Writing this from Lascahobas, a market town in the Central department, where we’re working with a school that received laptops as part of the pilot program back in 2009. If you’ve been following this blog, you know by now how the story goes: the program started out well but then when key people weren’t paid they stopped coming and the computers ended up shoved in the school storage room.
Now, we’re stepping in to do things right the second time around. We’re doing the whole she-bang here: repairing laptops, installing a solar system, connecting a server with Internet-in-a-Box, and of course training teachers how to use everything.
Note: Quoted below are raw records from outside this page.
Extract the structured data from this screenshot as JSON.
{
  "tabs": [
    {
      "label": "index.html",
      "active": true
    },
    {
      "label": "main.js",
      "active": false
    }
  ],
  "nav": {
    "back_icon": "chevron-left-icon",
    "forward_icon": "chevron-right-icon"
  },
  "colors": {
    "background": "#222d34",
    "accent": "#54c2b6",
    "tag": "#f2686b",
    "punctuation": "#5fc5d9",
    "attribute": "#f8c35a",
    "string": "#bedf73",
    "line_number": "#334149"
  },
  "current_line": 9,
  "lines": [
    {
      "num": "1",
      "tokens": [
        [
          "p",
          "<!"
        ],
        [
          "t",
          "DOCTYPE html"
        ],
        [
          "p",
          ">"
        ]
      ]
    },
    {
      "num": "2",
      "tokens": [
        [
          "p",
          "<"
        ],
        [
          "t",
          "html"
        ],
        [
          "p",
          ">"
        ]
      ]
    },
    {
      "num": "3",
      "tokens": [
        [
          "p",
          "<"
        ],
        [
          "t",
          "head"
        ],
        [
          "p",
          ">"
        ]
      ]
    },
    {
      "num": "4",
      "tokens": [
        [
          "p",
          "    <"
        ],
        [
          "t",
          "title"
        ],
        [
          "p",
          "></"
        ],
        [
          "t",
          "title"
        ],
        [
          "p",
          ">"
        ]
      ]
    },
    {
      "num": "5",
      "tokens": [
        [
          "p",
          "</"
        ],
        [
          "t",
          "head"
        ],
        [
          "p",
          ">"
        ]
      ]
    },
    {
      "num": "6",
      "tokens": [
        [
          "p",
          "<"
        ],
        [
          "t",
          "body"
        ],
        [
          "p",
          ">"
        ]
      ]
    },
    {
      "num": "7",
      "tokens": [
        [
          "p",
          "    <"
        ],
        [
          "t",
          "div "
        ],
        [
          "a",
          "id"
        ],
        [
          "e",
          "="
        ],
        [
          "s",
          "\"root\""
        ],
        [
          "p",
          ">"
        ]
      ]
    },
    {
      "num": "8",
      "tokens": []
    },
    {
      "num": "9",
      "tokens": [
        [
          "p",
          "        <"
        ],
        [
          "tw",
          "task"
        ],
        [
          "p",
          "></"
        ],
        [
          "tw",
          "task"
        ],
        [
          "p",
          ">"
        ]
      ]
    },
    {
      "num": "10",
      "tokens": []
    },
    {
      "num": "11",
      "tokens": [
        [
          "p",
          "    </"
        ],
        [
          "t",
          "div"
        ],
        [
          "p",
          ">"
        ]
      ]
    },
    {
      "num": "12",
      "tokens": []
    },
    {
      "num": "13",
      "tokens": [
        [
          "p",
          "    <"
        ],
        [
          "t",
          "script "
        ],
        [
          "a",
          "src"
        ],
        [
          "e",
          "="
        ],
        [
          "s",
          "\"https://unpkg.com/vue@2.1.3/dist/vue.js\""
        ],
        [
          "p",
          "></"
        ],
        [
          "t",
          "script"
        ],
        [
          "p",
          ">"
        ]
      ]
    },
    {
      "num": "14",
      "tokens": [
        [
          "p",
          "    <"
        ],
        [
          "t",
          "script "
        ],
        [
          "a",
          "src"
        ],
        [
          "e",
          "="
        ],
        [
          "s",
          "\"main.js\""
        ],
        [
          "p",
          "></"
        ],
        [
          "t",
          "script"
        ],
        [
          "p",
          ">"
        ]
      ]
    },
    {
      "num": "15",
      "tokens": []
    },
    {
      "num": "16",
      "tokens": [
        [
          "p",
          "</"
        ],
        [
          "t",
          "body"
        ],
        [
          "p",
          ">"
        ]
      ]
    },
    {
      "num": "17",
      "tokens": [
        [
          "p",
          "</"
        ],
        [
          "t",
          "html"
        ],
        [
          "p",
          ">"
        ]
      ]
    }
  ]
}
We need as many hands as possible to get all that stuff done, so we have a real crack team this time. First off, introductions. Ben Burrell, a computer science professor, is the one who invited us all down here. His church has built up a relationship over the years with AFAL, the local women’s group that runs the school. Shuyan, a student at his college, came down with him to set up some solar stuff. Finally, Jeanide, Ruben, and Herodion are here to help with repairs and training.
The first day of work was dedicated to solar. A team of professionals from DigitalKap came in to put in the largest panels securely. Shuyan’s system can just be rolled up and stowed away when the sun goes down, but the other two panels needed to be mounted permanently. It ended up being a really long day. Bernadette, the local director, wasn’t satisfied with the initial frames. She’s had a lot of problems with theft in the past and wanted to make sure these guys did everything possible to make these panels impossible to take. So the team had to go off into town and find a welder to add some braces, which meant the final hook-up didn’t happen until after 9 that night. “I’ll always remember this day,” Ben told me, when we finally clambered into the truck to go home. Turns out even sitting around and “supervising” can be rough when the job takes so long to finish. But I guess we can’t complain, because everything’s running and those panels are as safe as they’ll ever be.
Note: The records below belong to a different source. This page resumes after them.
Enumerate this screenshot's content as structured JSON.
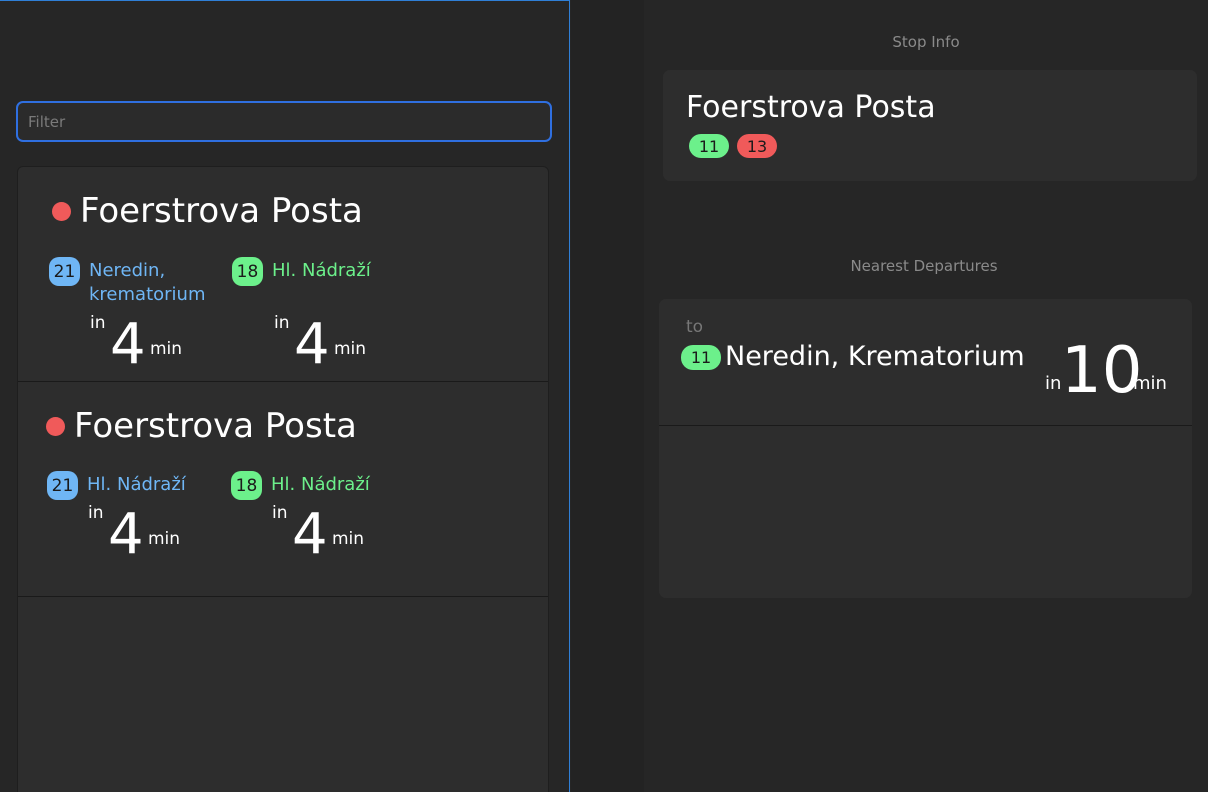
{
  "filter": {
    "placeholder": "Filter"
  },
  "stops": [
    {
      "name": "Foerstrova Posta",
      "status_color": "#f05a5a",
      "departures": [
        {
          "line": "21",
          "line_color": "#6fb6f5",
          "destination": "Neredin, krematorium",
          "prefix": "in",
          "minutes": "4",
          "unit": "min"
        },
        {
          "line": "18",
          "line_color": "#6cf08b",
          "destination": "Hl. Nádraží",
          "prefix": "in",
          "minutes": "4",
          "unit": "min"
        }
      ]
    },
    {
      "name": "Foerstrova Posta",
      "status_color": "#f05a5a",
      "departures": [
        {
          "line": "21",
          "line_color": "#6fb6f5",
          "destination": "Hl. Nádraží",
          "prefix": "in",
          "minutes": "4",
          "unit": "min"
        },
        {
          "line": "18",
          "line_color": "#6cf08b",
          "destination": "Hl. Nádraží",
          "prefix": "in",
          "minutes": "4",
          "unit": "min"
        }
      ]
    }
  ],
  "stop_info": {
    "title": "Stop Info",
    "name": "Foerstrova Posta",
    "lines": [
      {
        "number": "11",
        "color": "#6cf08b"
      },
      {
        "number": "13",
        "color": "#f05a5a"
      }
    ]
  },
  "nearest_departures": {
    "title": "Nearest Departures",
    "items": [
      {
        "to_label": "to",
        "line": "11",
        "line_color": "#6cf08b",
        "destination": "Neredin, Krematorium",
        "prefix": "in",
        "minutes": "10",
        "unit": "min"
      }
    ]
  }
}
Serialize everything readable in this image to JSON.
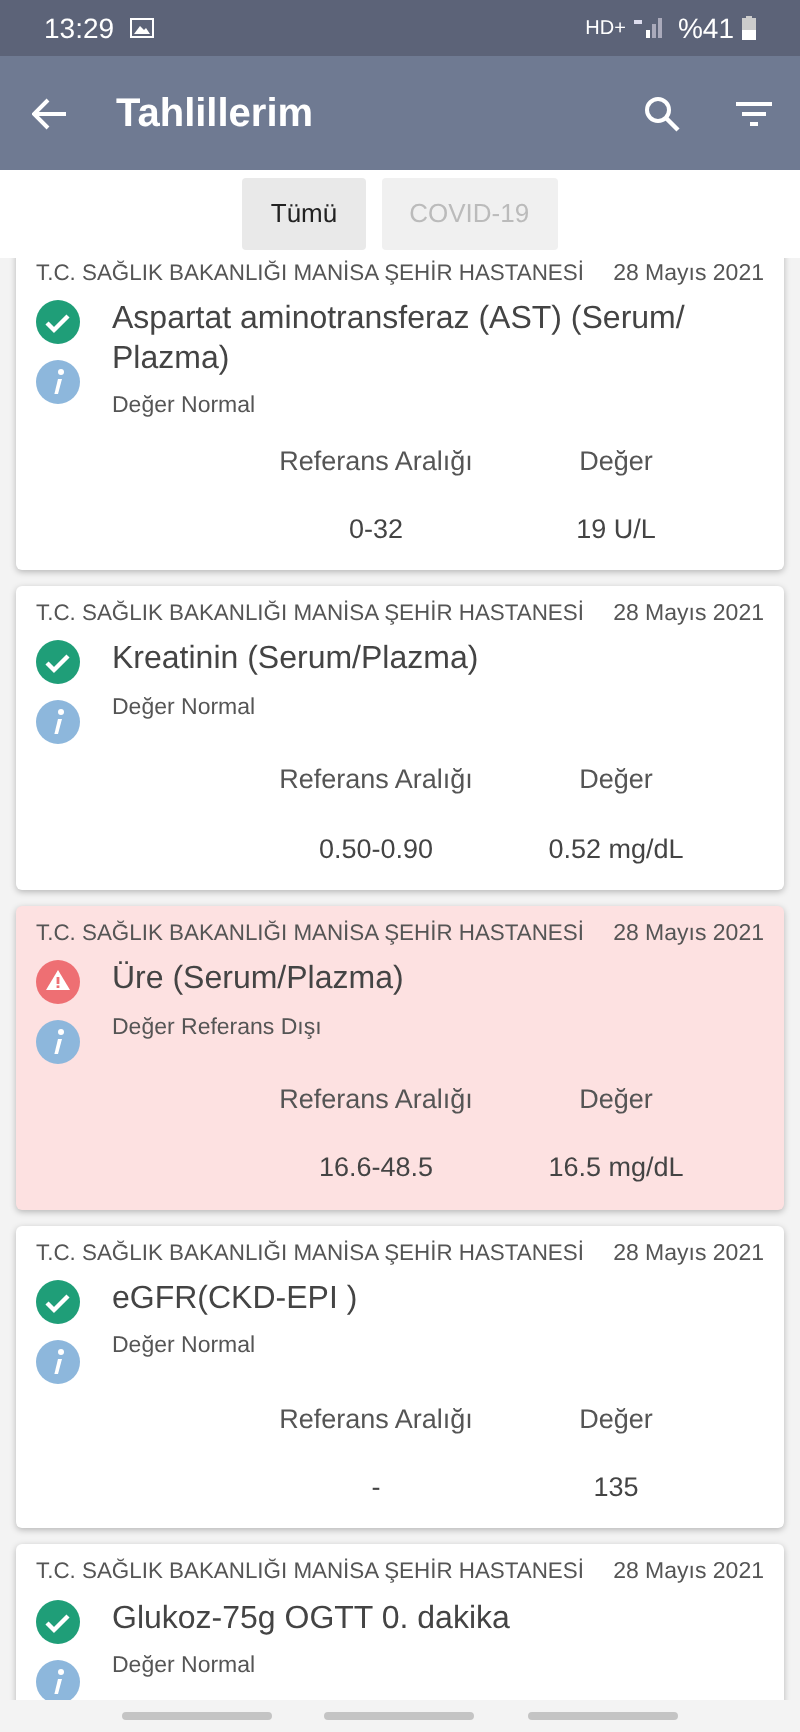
{
  "status_bar": {
    "time": "13:29",
    "network": "HD+",
    "battery": "%41"
  },
  "app_bar": {
    "title": "Tahlillerim"
  },
  "tabs": [
    {
      "label": "Tümü",
      "selected": true
    },
    {
      "label": "COVID-19",
      "selected": false
    }
  ],
  "results": [
    {
      "hospital": "T.C. SAĞLIK BAKANLIĞI MANİSA ŞEHİR HASTANESİ",
      "date": "28 Mayıs 2021",
      "test": "Aspartat aminotransferaz (AST) (Serum/ Plazma)",
      "kind": "normal",
      "status_text": "Değer Normal",
      "range_label": "Referans Aralığı",
      "value_label": "Değer",
      "range": "0-32",
      "value": "19 U/L"
    },
    {
      "hospital": "T.C. SAĞLIK BAKANLIĞI MANİSA ŞEHİR HASTANESİ",
      "date": "28 Mayıs 2021",
      "test": "Kreatinin (Serum/Plazma)",
      "kind": "normal",
      "status_text": "Değer Normal",
      "range_label": "Referans Aralığı",
      "value_label": "Değer",
      "range": "0.50-0.90",
      "value": "0.52 mg/dL"
    },
    {
      "hospital": "T.C. SAĞLIK BAKANLIĞI MANİSA ŞEHİR HASTANESİ",
      "date": "28 Mayıs 2021",
      "test": "Üre (Serum/Plazma)",
      "kind": "abnormal",
      "status_text": "Değer Referans Dışı",
      "range_label": "Referans Aralığı",
      "value_label": "Değer",
      "range": "16.6-48.5",
      "value": "16.5 mg/dL"
    },
    {
      "hospital": "T.C. SAĞLIK BAKANLIĞI MANİSA ŞEHİR HASTANESİ",
      "date": "28 Mayıs 2021",
      "test": "eGFR(CKD-EPI )",
      "kind": "normal",
      "status_text": "Değer Normal",
      "range_label": "Referans Aralığı",
      "value_label": "Değer",
      "range": "-",
      "value": "135"
    },
    {
      "hospital": "T.C. SAĞLIK BAKANLIĞI MANİSA ŞEHİR HASTANESİ",
      "date": "28 Mayıs 2021",
      "test": "Glukoz-75g OGTT 0. dakika",
      "kind": "normal",
      "status_text": "Değer Normal"
    }
  ]
}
After the solar work came the laptops. We don’t always have electricity to power the machines, so throughout this whole trip every task has one extra step to it: removing the dead battery, putting in one that we’ve been able to fully charge, turning on the machine to do whatever we need to do, and taking the good battery out again so we can use it in the next machine. It’s a frustrating necessity, but at least we’ve got this good-bad battery swap down to a rhythm by now, working in pairs to keep the stored electricity going back and forth between the machines we’re checking and the ones we’ve finished.
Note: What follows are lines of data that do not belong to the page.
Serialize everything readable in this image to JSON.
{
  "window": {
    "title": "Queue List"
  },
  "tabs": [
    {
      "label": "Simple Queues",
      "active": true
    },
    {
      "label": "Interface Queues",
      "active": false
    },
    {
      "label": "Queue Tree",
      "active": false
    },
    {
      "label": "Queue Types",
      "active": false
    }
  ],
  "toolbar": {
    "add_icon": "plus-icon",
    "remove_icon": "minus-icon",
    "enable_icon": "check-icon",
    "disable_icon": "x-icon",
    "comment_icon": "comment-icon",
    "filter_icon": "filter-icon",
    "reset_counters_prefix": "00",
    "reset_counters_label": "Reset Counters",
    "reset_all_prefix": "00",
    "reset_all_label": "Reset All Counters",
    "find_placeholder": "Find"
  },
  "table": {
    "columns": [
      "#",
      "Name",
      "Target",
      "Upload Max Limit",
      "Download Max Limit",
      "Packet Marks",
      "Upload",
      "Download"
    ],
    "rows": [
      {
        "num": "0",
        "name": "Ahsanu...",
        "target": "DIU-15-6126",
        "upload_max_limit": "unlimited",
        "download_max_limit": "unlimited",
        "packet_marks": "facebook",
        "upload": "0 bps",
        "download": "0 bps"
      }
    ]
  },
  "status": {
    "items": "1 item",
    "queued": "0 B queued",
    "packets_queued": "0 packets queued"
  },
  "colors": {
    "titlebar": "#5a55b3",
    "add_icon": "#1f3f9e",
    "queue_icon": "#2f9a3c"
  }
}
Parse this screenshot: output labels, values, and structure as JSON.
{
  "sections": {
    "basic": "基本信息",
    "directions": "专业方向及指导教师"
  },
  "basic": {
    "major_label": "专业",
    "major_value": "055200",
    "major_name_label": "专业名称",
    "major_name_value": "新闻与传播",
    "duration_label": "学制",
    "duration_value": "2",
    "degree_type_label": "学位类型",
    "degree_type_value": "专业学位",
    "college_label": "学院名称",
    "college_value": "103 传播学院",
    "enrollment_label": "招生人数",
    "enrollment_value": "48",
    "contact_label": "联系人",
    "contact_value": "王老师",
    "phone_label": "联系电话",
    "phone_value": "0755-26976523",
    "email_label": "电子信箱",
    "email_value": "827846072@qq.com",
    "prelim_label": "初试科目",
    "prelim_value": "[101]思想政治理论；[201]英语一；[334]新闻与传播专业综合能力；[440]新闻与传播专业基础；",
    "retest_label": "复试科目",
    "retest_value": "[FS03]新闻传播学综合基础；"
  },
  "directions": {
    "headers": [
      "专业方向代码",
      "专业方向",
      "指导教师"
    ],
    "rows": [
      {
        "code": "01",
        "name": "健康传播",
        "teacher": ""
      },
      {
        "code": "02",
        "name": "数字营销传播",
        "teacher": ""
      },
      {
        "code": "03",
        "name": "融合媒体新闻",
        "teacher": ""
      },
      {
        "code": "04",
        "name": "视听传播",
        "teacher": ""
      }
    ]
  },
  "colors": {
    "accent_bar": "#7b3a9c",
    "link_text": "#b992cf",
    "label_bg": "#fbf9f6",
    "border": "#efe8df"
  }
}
All the work pays off when we get to do training and see students and teachers enjoying the refurbished machines. To wrap up, here are some of my favorite shots of them in action.